Interface dataset entries
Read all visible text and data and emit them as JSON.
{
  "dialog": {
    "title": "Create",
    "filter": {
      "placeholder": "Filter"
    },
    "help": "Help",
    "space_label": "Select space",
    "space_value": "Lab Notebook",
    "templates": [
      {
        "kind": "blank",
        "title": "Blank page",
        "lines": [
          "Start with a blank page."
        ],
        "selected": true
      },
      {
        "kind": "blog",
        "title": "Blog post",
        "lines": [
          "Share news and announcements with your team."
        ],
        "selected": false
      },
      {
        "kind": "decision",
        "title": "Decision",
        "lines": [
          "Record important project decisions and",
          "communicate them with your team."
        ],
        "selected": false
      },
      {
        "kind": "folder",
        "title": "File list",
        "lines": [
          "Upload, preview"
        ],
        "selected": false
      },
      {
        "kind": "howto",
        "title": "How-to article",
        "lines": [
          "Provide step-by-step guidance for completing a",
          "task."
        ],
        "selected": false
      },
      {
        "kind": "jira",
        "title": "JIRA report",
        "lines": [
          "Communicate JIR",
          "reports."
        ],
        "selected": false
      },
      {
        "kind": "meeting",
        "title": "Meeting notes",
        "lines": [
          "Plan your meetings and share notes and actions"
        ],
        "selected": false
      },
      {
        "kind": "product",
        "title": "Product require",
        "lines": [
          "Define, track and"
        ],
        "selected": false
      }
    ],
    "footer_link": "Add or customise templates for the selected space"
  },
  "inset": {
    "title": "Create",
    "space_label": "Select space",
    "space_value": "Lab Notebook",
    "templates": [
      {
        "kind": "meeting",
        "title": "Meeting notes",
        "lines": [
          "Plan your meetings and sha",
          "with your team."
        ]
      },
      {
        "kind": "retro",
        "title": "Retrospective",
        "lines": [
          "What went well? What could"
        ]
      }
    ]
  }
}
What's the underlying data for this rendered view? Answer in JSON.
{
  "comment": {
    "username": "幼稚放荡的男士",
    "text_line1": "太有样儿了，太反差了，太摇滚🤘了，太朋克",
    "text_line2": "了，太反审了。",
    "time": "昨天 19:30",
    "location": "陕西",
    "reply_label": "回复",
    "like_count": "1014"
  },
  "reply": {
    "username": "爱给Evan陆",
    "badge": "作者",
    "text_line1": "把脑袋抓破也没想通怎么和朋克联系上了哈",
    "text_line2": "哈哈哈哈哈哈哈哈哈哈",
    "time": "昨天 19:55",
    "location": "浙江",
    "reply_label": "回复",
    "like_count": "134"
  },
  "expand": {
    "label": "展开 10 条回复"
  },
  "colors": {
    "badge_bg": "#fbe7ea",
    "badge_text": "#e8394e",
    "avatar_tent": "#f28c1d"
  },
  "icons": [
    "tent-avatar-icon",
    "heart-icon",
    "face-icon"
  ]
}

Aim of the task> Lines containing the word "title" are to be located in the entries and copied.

Output for this exercise>
    "title": "Create",
        "title": "Blank page",
        "title": "Blog post",
        "title": "Decision",
        "title": "File list",
        "title": "How-to article",
        "title": "JIRA report",
        "title": "Meeting notes",
        "title": "Product require",
    "title": "Create",
        "title": "Meeting notes",
        "title": "Retrospective",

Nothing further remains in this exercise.